Hirota M, Takada T, Kawarada Y, Nimura Y, Miura F, Hirata K, Mayumi T, Yoshida M, Strasberg S, Pitt H, Gadacz TR, de Santibanes E, Gouma DJ, Solomkin JS, Belghiti J, Neuhaus H, Büchler MW, Fan ST, Ker CG, Padbury RT, Liau KH, Hilvano SC, Belli G, Windsor JA, Dervenis C. Diagnostic criteria and severity assessment of acute cholecystitis: Tokyo Guidelines. J Hepatobiliary Pancreat Surg. 2007;14(1):78-82. Epub 2007 Jan 30.

Juvonen T, Kiviniemi H, Niemelä O, Kairaluoma MI. Diagnostic accuracy of ultrasonography and C reactive protein concentration in acute cholecystitis: a prospective clinical study. Eur J Surg. 1992 Jun-Jul;158(6-7):365-9.

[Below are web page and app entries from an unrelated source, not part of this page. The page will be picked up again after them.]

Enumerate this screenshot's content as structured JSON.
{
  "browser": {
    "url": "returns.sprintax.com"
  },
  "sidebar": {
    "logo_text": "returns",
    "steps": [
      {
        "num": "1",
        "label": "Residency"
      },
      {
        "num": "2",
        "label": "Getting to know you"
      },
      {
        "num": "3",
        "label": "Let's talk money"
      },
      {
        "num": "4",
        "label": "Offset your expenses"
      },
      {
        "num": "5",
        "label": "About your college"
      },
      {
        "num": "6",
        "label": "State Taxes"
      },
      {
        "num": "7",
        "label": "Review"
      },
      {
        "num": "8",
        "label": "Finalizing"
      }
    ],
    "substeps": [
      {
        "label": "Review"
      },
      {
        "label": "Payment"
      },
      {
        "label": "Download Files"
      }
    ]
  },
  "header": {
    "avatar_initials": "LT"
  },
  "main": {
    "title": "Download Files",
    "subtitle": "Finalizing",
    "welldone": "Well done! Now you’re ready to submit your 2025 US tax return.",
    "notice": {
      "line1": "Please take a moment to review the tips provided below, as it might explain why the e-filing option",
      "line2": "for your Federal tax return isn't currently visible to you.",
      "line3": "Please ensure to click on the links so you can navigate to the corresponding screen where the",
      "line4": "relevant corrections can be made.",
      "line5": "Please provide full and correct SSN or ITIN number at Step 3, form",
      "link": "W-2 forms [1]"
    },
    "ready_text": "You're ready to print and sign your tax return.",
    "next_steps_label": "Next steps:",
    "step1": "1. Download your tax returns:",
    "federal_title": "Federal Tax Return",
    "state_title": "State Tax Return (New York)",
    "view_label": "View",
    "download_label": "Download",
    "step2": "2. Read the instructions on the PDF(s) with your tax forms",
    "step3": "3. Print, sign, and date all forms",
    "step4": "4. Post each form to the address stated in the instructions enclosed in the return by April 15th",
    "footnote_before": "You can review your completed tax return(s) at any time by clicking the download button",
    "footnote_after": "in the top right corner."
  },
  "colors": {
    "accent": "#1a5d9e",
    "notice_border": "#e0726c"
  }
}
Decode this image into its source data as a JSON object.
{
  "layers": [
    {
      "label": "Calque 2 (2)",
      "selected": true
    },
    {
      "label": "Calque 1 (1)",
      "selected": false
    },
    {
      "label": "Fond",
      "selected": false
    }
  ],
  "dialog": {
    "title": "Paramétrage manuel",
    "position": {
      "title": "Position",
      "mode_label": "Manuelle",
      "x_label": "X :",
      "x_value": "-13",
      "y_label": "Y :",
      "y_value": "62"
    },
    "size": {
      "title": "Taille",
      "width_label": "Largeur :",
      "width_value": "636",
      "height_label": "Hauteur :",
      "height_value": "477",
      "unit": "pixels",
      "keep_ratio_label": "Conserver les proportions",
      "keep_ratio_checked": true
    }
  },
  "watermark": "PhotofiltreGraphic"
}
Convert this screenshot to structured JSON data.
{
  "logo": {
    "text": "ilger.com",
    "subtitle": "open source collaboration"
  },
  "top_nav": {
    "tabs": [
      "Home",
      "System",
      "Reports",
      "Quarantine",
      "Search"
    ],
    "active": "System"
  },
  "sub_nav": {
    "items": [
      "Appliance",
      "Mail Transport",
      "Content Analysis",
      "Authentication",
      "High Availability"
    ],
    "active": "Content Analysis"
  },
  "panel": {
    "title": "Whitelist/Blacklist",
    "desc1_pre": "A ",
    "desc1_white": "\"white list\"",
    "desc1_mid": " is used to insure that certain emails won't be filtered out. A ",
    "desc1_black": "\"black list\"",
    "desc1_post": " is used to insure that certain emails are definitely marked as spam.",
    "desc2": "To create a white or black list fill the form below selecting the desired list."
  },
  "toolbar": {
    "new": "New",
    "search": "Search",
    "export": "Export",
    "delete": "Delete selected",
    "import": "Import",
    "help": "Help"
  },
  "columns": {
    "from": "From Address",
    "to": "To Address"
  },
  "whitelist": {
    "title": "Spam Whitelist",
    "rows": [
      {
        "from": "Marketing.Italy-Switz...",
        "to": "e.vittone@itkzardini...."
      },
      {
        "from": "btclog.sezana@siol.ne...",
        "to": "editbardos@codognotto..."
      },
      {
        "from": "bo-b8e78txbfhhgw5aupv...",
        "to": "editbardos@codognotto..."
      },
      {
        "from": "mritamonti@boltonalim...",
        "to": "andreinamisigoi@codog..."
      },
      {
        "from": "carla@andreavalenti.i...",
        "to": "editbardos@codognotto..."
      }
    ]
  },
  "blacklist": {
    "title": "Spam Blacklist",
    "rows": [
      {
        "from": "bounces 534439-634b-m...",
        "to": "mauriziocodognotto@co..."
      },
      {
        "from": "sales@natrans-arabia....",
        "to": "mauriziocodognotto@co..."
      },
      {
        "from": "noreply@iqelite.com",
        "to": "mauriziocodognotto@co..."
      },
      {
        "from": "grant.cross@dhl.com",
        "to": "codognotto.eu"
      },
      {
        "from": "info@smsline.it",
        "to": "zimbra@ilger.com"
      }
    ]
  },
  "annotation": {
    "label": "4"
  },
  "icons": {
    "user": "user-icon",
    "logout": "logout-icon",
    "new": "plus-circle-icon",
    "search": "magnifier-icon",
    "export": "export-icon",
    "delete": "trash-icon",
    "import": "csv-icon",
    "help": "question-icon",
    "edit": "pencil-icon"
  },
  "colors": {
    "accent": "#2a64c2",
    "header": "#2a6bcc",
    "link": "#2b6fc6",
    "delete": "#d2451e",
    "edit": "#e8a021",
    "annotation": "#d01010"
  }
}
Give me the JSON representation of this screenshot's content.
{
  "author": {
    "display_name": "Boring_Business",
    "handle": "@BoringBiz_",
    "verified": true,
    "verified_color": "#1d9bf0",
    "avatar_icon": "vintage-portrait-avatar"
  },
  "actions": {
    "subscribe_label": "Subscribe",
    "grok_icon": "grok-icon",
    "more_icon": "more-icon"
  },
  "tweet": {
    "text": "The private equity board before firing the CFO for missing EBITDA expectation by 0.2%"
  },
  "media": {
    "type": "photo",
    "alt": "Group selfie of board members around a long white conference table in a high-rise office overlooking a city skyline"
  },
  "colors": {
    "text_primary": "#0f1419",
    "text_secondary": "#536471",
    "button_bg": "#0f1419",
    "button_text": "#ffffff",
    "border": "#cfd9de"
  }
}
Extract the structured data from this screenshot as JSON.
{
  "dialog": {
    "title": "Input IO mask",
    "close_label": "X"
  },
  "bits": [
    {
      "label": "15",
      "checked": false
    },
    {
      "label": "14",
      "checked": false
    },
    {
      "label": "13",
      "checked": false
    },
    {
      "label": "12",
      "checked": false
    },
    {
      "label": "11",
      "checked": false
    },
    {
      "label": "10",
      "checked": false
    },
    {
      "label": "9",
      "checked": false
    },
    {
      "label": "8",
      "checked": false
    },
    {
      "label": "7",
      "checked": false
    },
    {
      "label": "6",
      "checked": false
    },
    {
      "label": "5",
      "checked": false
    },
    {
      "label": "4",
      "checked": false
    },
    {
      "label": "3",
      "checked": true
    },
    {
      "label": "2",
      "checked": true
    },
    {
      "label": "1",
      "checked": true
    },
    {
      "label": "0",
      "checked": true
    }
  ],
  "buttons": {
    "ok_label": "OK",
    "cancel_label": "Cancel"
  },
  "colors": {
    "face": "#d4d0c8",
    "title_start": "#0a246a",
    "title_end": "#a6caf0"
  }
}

Håkansson K, Leander P, Ekberg O, Håkansson HO. MR imaging in clinically suspected acute cholecystitis. A comparison with ultrasonography. Acta Radiol. 2000 Jul;41(4):322-8.

De Vargas Macciucca M, Lanciotti S, De Cicco ML, Coniglio M, Gualdi GF. Ultrasonographic and spiral CT evaluation of simple and complicated acute cholecystitis: diagnostic protocol assessment based on personal experience and review of the literature. Radiol Med. 2006 Mar;111(2):167-80. English, Italian.

Bone RC, Balk RA, Cerra FB, Dellinger RP, Fein AM, Knaus WA, Schein RM, Sibbald WJ. Definitions for sepsis and organ failure and guidelines for the use of innovative therapies in sepsis. The ACCP/SCCM Consensus Conference Committee. American College of Chest Physicians/Society of Critical Care Medicine. Chest. 1992 Jun;101(6):1644-55. Review.

Weigand K, Köninger J, Encke J, Büchler MW, Stremmel W, Gutt CN. Acute cholecystitis - early laparoskopic surgery versus antibiotic therapy and delayed elective cholecystectomy: ACDC-study. Trials. 2007 Oct 4;8:29.

Starting date: May 2010
Last updated: February 22, 2012

Page last updated: February 07, 2013

-- advertisement -- The American Red Cross
 
Home | About Us | Contact Us | Site usage policy | Privacy policy

All Rights reserved - Copyright DrugLib.com, 2006-2012